October 20, 2018
When we speak of the fear, intimidation, and public shaming of intellectuals, journalists, and other thought leaders who dare to speak their minds—and then tell you that we're from the United States—are you surprised?
If you too are an American, then stick a pin on that for just one moment while we talk about a particular journalist.
We don't even want to know everything there is to be known about Jamal Khashoggi's murder. The implications, the possible truths, are too grotesque. It's possible that the truth is not as bad as we are able to imagine. But searching for answers runs the huge risk of finding a truth that is unbearable. And so help us God, these speakers are too cowardly to seek them out.
Our country deserves the truth. But what shame can befall us as a people if none among us have the stomach for such poison? Do we really need this truth in order to recognize the inherent dangers? Is there anything more we can learn that can possibly further underscore the severity of what we are witnessing? Has our society become so diseased that a poison must be our final hope for a cure? We hope and pray these questions can be answered to the negative.
Khashoggi's death is nothing short of a political assassination by the Saudi government. How many assassinations does a common person have to commit before it constitutes terrorism? How wide ranging does the resulting intimidation have to spread? When the deed is executed by a government the threshold need not be any higher before we call it state-sponsored terrorism. How much assistance after the fact need be rendered before an ally is sullied with guilt?
The self-imposed exile of Khashoggi brought him to the United States where he hoped he would be free to think for himself, to speak his own mind, and to do so without fear of reprisal. In this country he could expect that the government would not imprison him simply for voicing dissent, or target him for indirect punishment as retaliation for criticizing that government or any other. In fact, the very form of government in the United States is so drastically different than that of Saudi Arabia that we almost take for granted the very basis on which our government is said to exist—more primitive even than the moral right to govern through consent of the governed. But we must make ourselves aware now, as our society continues to rot further to its core.

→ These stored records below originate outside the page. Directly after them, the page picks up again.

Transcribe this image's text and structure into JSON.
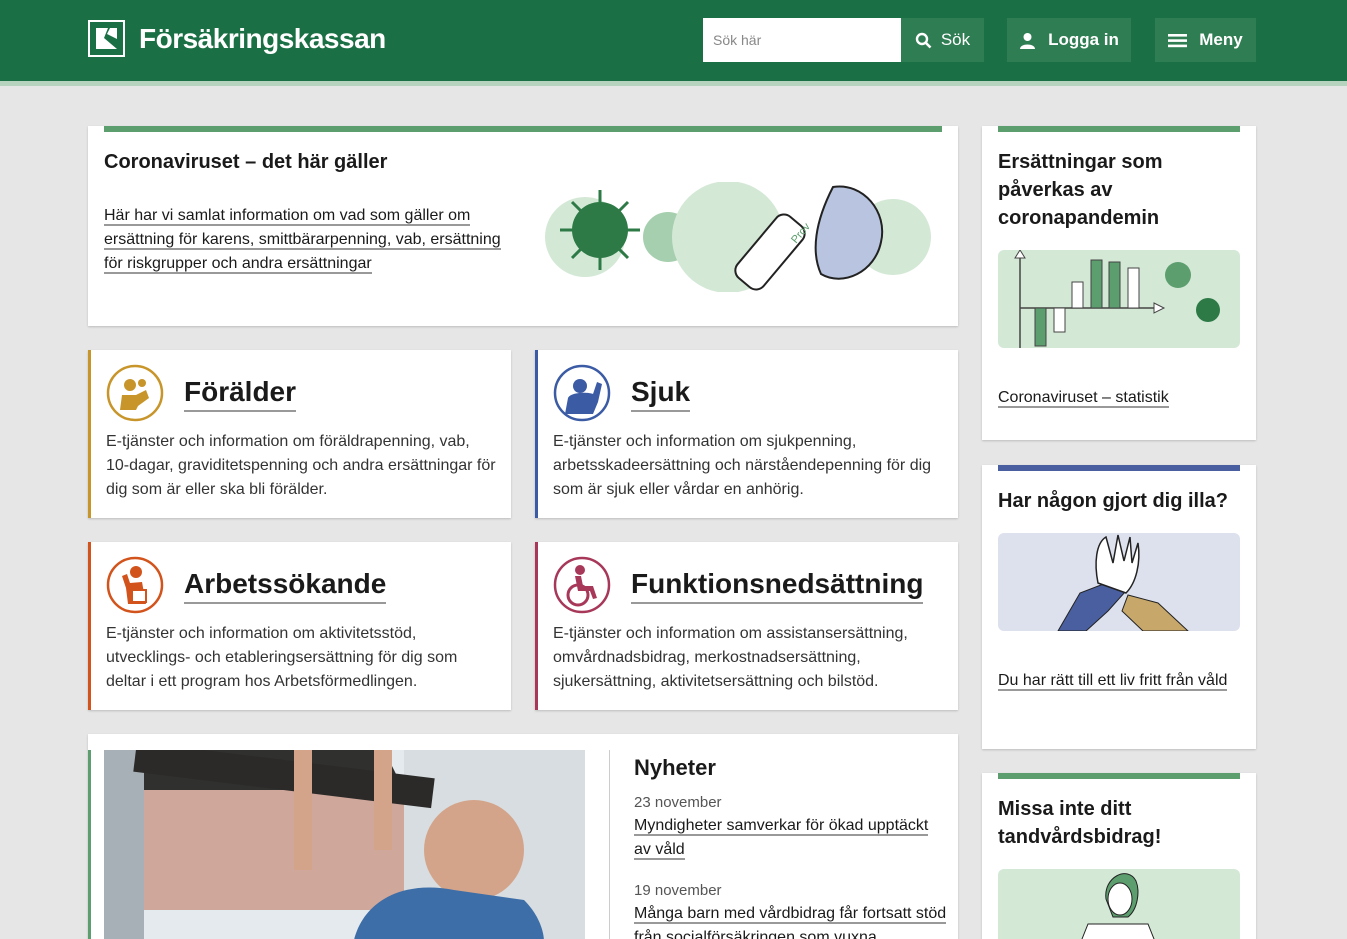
{
  "header": {
    "logo_text": "Försäkringskassan",
    "search_placeholder": "Sök här",
    "search_label": "Sök",
    "login_label": "Logga in",
    "menu_label": "Meny"
  },
  "corona": {
    "title": "Coronaviruset – det här gäller",
    "link": "Här har vi samlat information om vad som gäller om ersättning för karens, smittbärarpenning, vab, ersättning för riskgrupper och andra ersättningar",
    "tube_label": "Prov"
  },
  "categories": [
    {
      "title": "Förälder",
      "desc": "E-tjänster och information om föräldrapenning, vab, 10-dagar, graviditetspenning och andra ersättningar för dig som är eller ska bli förälder.",
      "color": "#c8952a"
    },
    {
      "title": "Sjuk",
      "desc": "E-tjänster och information om sjukpenning, arbetsskadeersättning och närståendepenning för dig som är sjuk eller vårdar en anhörig.",
      "color": "#3b5ba5"
    },
    {
      "title": "Arbetssökande",
      "desc": "E-tjänster och information om aktivitetsstöd, utvecklings- och etableringsersättning för dig som deltar i ett program hos Arbetsförmedlingen.",
      "color": "#d2541c"
    },
    {
      "title": "Funktionsnedsättning",
      "desc": "E-tjänster och information om assistansersättning, omvårdnadsbidrag, merkostnadsersättning, sjukersättning, aktivitetsersättning och bilstöd.",
      "color": "#a8385a"
    }
  ],
  "news": {
    "heading": "Nyheter",
    "items": [
      {
        "date": "23 november",
        "title": "Myndigheter samverkar för ökad upptäckt av våld"
      },
      {
        "date": "19 november",
        "title": "Många barn med vårdbidrag får fortsatt stöd från socialförsäkringen som vuxna"
      }
    ]
  },
  "side": [
    {
      "title": "Ersättningar som påverkas av coronapandemin",
      "link": "Coronaviruset – statistik"
    },
    {
      "title": "Har någon gjort dig illa?",
      "link": "Du har rätt till ett liv fritt från våld"
    },
    {
      "title": "Missa inte ditt tandvårdsbidrag!"
    }
  ],
  "colors": {
    "brand": "#1b6f44",
    "green_accent": "#5c9e6e",
    "blue_accent": "#4a5fa0"
  }
}
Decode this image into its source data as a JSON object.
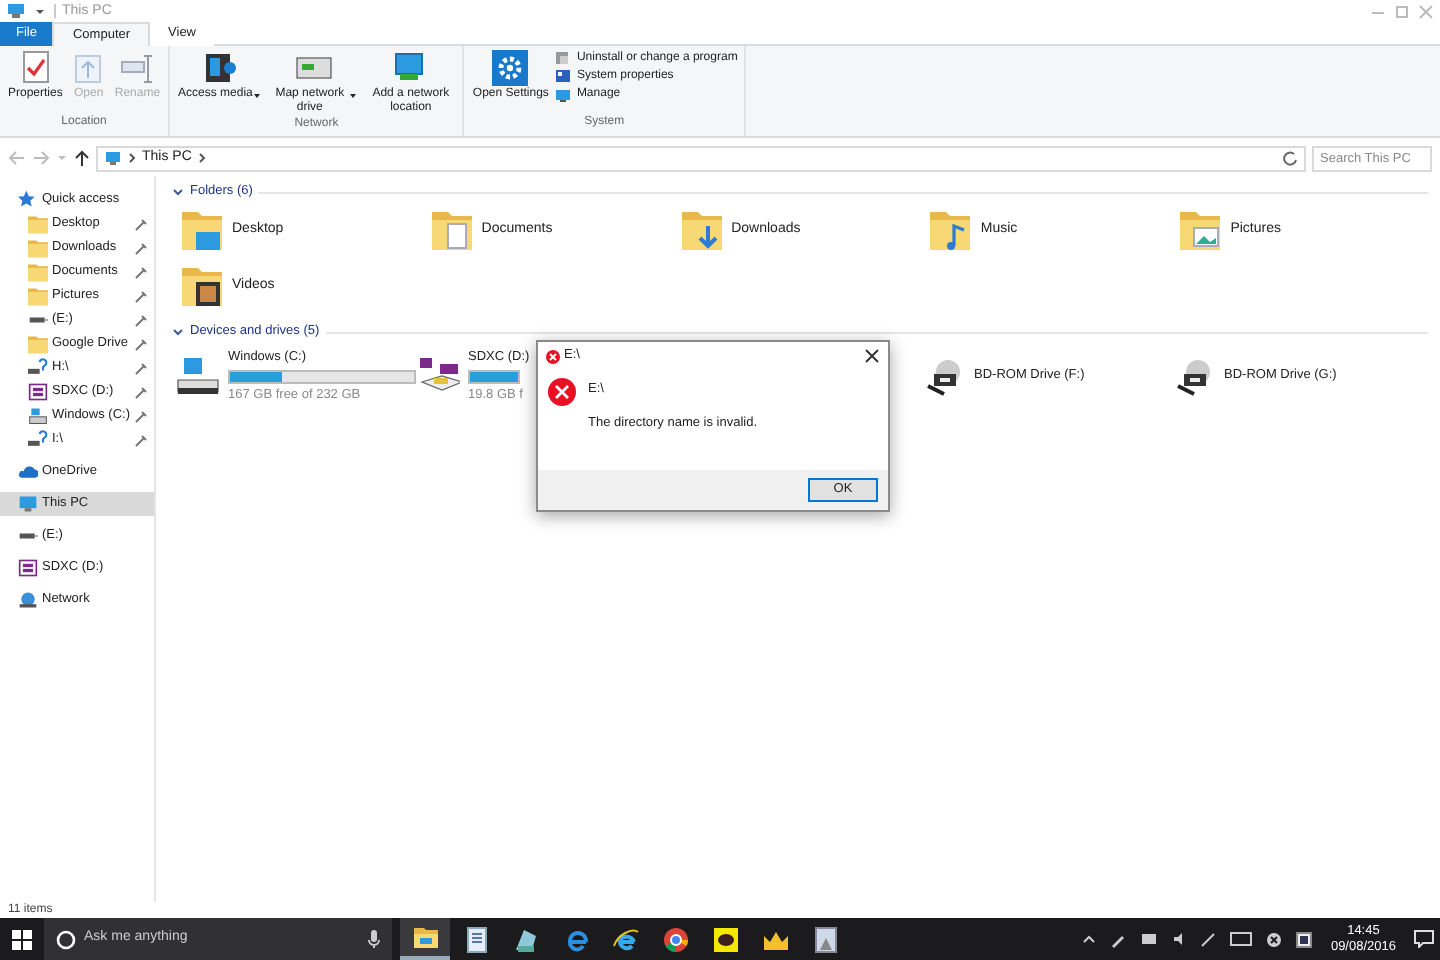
{
  "window": {
    "title": "This PC"
  },
  "tabs": [
    {
      "label": "File",
      "kind": "file",
      "selected": false
    },
    {
      "label": "Computer",
      "kind": "tab",
      "selected": true
    },
    {
      "label": "View",
      "kind": "tab",
      "selected": false
    }
  ],
  "ribbon": {
    "groups": [
      {
        "label": "Location",
        "buttons": [
          {
            "label": "Properties",
            "kind": "properties",
            "disabled": false,
            "dropdown": false
          },
          {
            "label": "Open",
            "kind": "open",
            "disabled": true,
            "dropdown": false
          },
          {
            "label": "Rename",
            "kind": "rename",
            "disabled": true,
            "dropdown": false
          }
        ]
      },
      {
        "label": "Network",
        "buttons": [
          {
            "label": "Access media",
            "kind": "media",
            "disabled": false,
            "dropdown": true
          },
          {
            "label": "Map network drive",
            "kind": "mapdrive",
            "disabled": false,
            "dropdown": true
          },
          {
            "label": "Add a network location",
            "kind": "netloc",
            "disabled": false,
            "dropdown": false
          }
        ]
      },
      {
        "label": "System",
        "buttons": [
          {
            "label": "Open Settings",
            "kind": "settings",
            "disabled": false,
            "dropdown": false
          }
        ],
        "small_buttons": [
          {
            "label": "Uninstall or change a program",
            "kind": "uninstall"
          },
          {
            "label": "System properties",
            "kind": "sysprops"
          },
          {
            "label": "Manage",
            "kind": "manage"
          }
        ]
      }
    ]
  },
  "address": {
    "path": "This PC",
    "search_placeholder": "Search This PC"
  },
  "sidebar": {
    "items": [
      {
        "label": "Quick access",
        "kind": "star",
        "selected": false,
        "children": [
          {
            "label": "Desktop",
            "kind": "folder",
            "pinned": true,
            "selected": false
          },
          {
            "label": "Downloads",
            "kind": "folder",
            "pinned": true,
            "selected": false
          },
          {
            "label": "Documents",
            "kind": "folder",
            "pinned": true,
            "selected": false
          },
          {
            "label": "Pictures",
            "kind": "folder",
            "pinned": true,
            "selected": false
          },
          {
            "label": "(E:)",
            "kind": "usb",
            "pinned": true,
            "selected": false
          },
          {
            "label": "Google Drive",
            "kind": "folder",
            "pinned": true,
            "selected": false
          },
          {
            "label": "H:\\",
            "kind": "unknown",
            "pinned": true,
            "selected": false
          },
          {
            "label": "SDXC (D:)",
            "kind": "sd",
            "pinned": true,
            "selected": false
          },
          {
            "label": "Windows (C:)",
            "kind": "drive",
            "pinned": true,
            "selected": false
          },
          {
            "label": "I:\\",
            "kind": "unknown",
            "pinned": true,
            "selected": false
          }
        ]
      },
      {
        "label": "OneDrive",
        "kind": "cloud",
        "selected": false
      },
      {
        "label": "This PC",
        "kind": "pc",
        "selected": true
      },
      {
        "label": "(E:)",
        "kind": "usb",
        "selected": false
      },
      {
        "label": "SDXC (D:)",
        "kind": "sd",
        "selected": false
      },
      {
        "label": "Network",
        "kind": "network",
        "selected": false
      }
    ]
  },
  "folders": {
    "heading": "Folders (6)",
    "items": [
      {
        "label": "Desktop",
        "kind": "desktop"
      },
      {
        "label": "Documents",
        "kind": "document"
      },
      {
        "label": "Downloads",
        "kind": "download"
      },
      {
        "label": "Music",
        "kind": "music"
      },
      {
        "label": "Pictures",
        "kind": "picture"
      },
      {
        "label": "Videos",
        "kind": "video"
      }
    ]
  },
  "drives": {
    "heading": "Devices and drives (5)",
    "items": [
      {
        "label": "Windows (C:)",
        "kind": "disk",
        "level": 0.28,
        "free": "167 GB free of 232 GB"
      },
      {
        "label": "SDXC (D:)",
        "kind": "sd",
        "level": 1,
        "free": "19.8 GB f"
      },
      {
        "label": "BD-ROM Drive (F:)",
        "kind": "optical"
      },
      {
        "label": "BD-ROM Drive (G:)",
        "kind": "optical"
      }
    ]
  },
  "dialog": {
    "title": "E:\\",
    "heading": "E:\\",
    "message": "The directory name is invalid.",
    "button": "OK"
  },
  "status_bar": {
    "text": "11 items"
  },
  "taskbar": {
    "search_placeholder": "Ask me anything",
    "apps": [
      {
        "kind": "explorer",
        "selected": true
      },
      {
        "kind": "notepad",
        "selected": false
      },
      {
        "kind": "paint",
        "selected": false
      },
      {
        "kind": "edge",
        "selected": false
      },
      {
        "kind": "ie",
        "selected": false
      },
      {
        "kind": "chrome",
        "selected": false
      },
      {
        "kind": "chat",
        "selected": false
      },
      {
        "kind": "game",
        "selected": false
      },
      {
        "kind": "photo",
        "selected": false
      }
    ],
    "time": "14:45",
    "date": "09/08/2016"
  }
}
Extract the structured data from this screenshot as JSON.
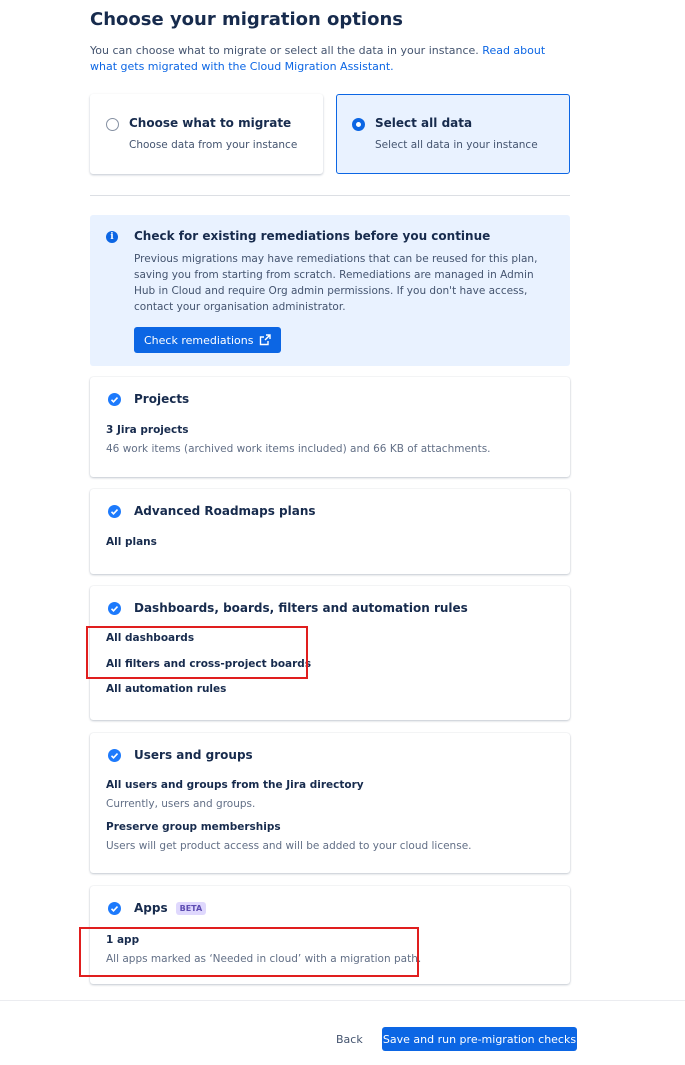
{
  "page": {
    "title": "Choose your migration options",
    "intro_text": "You can choose what to migrate or select all the data in your instance. ",
    "intro_link": "Read about what gets migrated with the Cloud Migration Assistant."
  },
  "options": [
    {
      "title": "Choose what to migrate",
      "desc": "Choose data from your instance",
      "selected": false
    },
    {
      "title": "Select all data",
      "desc": "Select all data in your instance",
      "selected": true
    }
  ],
  "banner": {
    "title": "Check for existing remediations before you continue",
    "body": "Previous migrations may have remediations that can be reused for this plan, saving you from starting from scratch. Remediations are managed in Admin Hub in Cloud and require Org admin permissions. If you don't have access, contact your organisation administrator.",
    "button": "Check remediations"
  },
  "cards": {
    "projects": {
      "title": "Projects",
      "item_title": "3 Jira projects",
      "item_desc": "46 work items (archived work items included) and 66 KB of attachments."
    },
    "roadmaps": {
      "title": "Advanced Roadmaps plans",
      "item_title": "All plans"
    },
    "dashboards": {
      "title": "Dashboards, boards, filters and automation rules",
      "item1": "All dashboards",
      "item2": "All filters and cross-project boards",
      "item3": "All automation rules"
    },
    "users": {
      "title": "Users and groups",
      "item1_title": "All users and groups from the Jira directory",
      "item1_desc": "Currently, users and groups.",
      "item2_title": "Preserve group memberships",
      "item2_desc": "Users will get product access and will be added to your cloud license."
    },
    "apps": {
      "title": "Apps",
      "badge": "BETA",
      "item_title": "1 app",
      "item_desc": "All apps marked as ‘Needed in cloud’ with a migration path."
    }
  },
  "footer": {
    "back": "Back",
    "save": "Save and run pre-migration checks"
  },
  "colors": {
    "primary": "#0c66e4",
    "banner_bg": "#e9f2ff",
    "check": "#1d7afc",
    "highlight": "#e01e1e"
  }
}
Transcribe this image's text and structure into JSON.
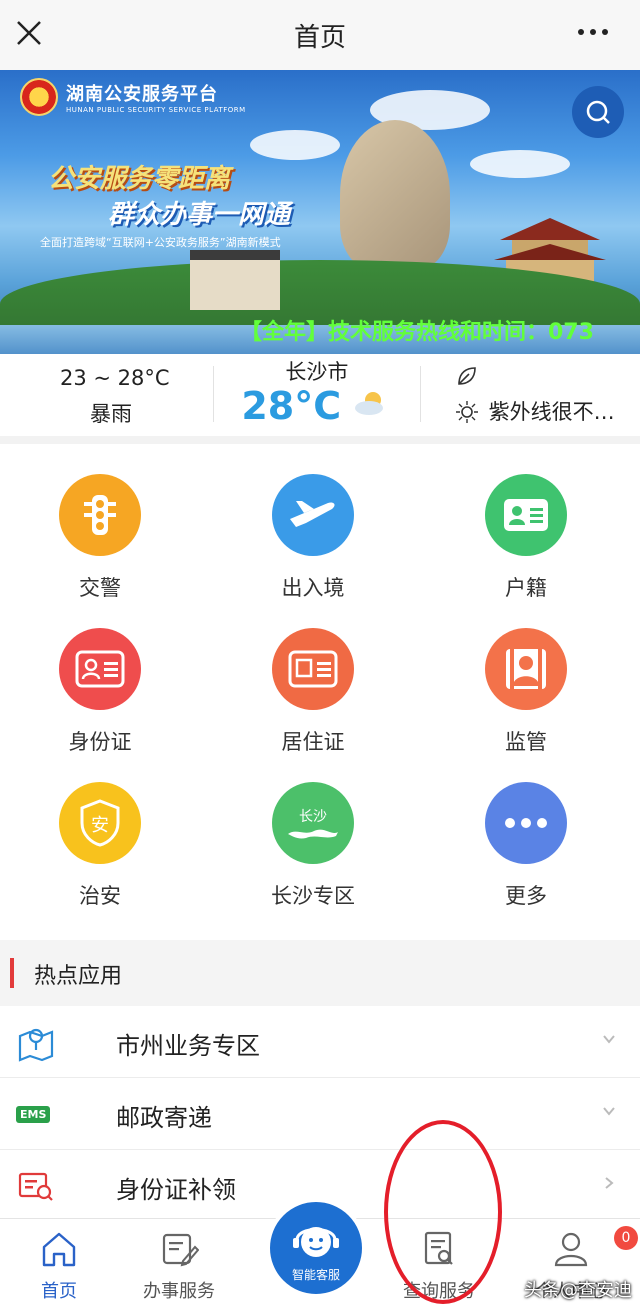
{
  "topbar": {
    "title": "首页",
    "close_icon": "close-icon",
    "more_icon": "more-icon"
  },
  "banner": {
    "brand_cn": "湖南公安服务平台",
    "brand_en": "HUNAN PUBLIC SECURITY SERVICE PLATFORM",
    "slogan_line1": "公安服务零距离",
    "slogan_line2": "群众办事一网通",
    "slogan_line3": "全面打造跨域“互联网+公安政务服务”湖南新模式",
    "ticker": "【全年】技术服务热线和时间：073"
  },
  "weather": {
    "range": "23 ~ 28°C",
    "condition": "暴雨",
    "city": "长沙市",
    "temp": "28°C",
    "uv": "紫外线很不…"
  },
  "apps": [
    {
      "label": "交警",
      "color": "#f6a623"
    },
    {
      "label": "出入境",
      "color": "#3a9be8"
    },
    {
      "label": "户籍",
      "color": "#3fc36f"
    },
    {
      "label": "身份证",
      "color": "#ef4d4d"
    },
    {
      "label": "居住证",
      "color": "#f06a44"
    },
    {
      "label": "监管",
      "color": "#f3724a"
    },
    {
      "label": "治安",
      "color": "#f8c21d"
    },
    {
      "label": "长沙专区",
      "color": "#4cc06a"
    },
    {
      "label": "更多",
      "color": "#5a83e5"
    }
  ],
  "changsha_badge": "长沙",
  "section": {
    "title": "热点应用"
  },
  "list": [
    {
      "label": "市州业务专区"
    },
    {
      "label": "邮政寄递"
    },
    {
      "label": "身份证补领"
    }
  ],
  "ems_text": "EMS",
  "tabs": {
    "home": "首页",
    "services": "办事服务",
    "assistant": "智能客服",
    "query": "查询服务",
    "profile": "个人中心",
    "badge": "0"
  },
  "watermark": "头条@查安迪",
  "colors": {
    "accent": "#2a62c8",
    "annotation": "#e41e2a"
  }
}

While our founders laid for us a foundation of consent of the governed through representation in the legislature, the very essence of a state's sovereignty is an elemental that we have had the luxury of ignoring for a very long time. Even as we have faced encroachments upon that sovereignty in recent times, its validity has never been questioned. That is to say, we never have had to consider that our sovereignty could become altogether void. But now we must face that potential.
Before the constitution, before our war for independence, before the first settling of the continent by our cross Atlantic predecessors, the primordial roots of our sovereignty—and the government in which it is vested—relies on an indispensable barter: the subject owes loyalty to the prince, and in return the prince owes protection to the subject. In terms of a free society, loyalty is the imperative to pay taxes and to not betray the interests of the state to those of another state. The government's duty is to preserve the freedoms and rights of the people, to prosecute the deeds of criminals (even a foreign prince) who would deprive its innocent subjects of life, limb, and property. Only when a government takes care to faithfully (even if imperfectly) fulfill it's obligation of protection can it be a just government instilled with the sovereignty of a people. Abdication of that duty is tyranny.
In every sense, as a legal resident of our country Jamal Khashoggi paid his loyalty to the United States and was owed the protection of the US government. In death, he still deserves for that government to prosecute the atrocity of his murder by a foreign prince. But our head of state shows little interest in fulfilling that duty, and not merely due to incompetence. The President has worked to assist the Kingdom of Saudi Arabia to justify and rationalize this assassination, and other forms of violence designed to suppress the rights and freedoms of the people at the risk of life or limb.
For nearly two years our country has debated whether we are locked in a downward slide of tyranny rising. We are already there. Perhaps we were too busy arguing among ourselves to notice that our anticipated future was already history. We can't say we weren't warned. And it is Jamal Khashoggi himself that—tragically—set off one of the most important sirens that wasn't heard.
Barely more than a year ago, Khashoggi opened his first column for the Washington Post with these words:
When I speak of the fear, intimidation, arrests and public shaming of intellectuals and religious leaders who dare to speak their minds, and then I tell you that I’m from Saudi Arabia, are you surprised?
But perhaps you think it is unjustified to compare the political circumstances of the United States with the abuses of the Kingdom of Saudi Arabia. That would be a mistake because we cannot allow ourselves to dismiss the perils of our present based on security that is in the past. Khashoggi's assassination is the latest instance of political violence by a Saudi government with a long history of the most severe kinds of oppression. Our President collaborating with the Saudis after the fact is our government's first instance of participating in this most severe kind of oppression. This is tyranny now.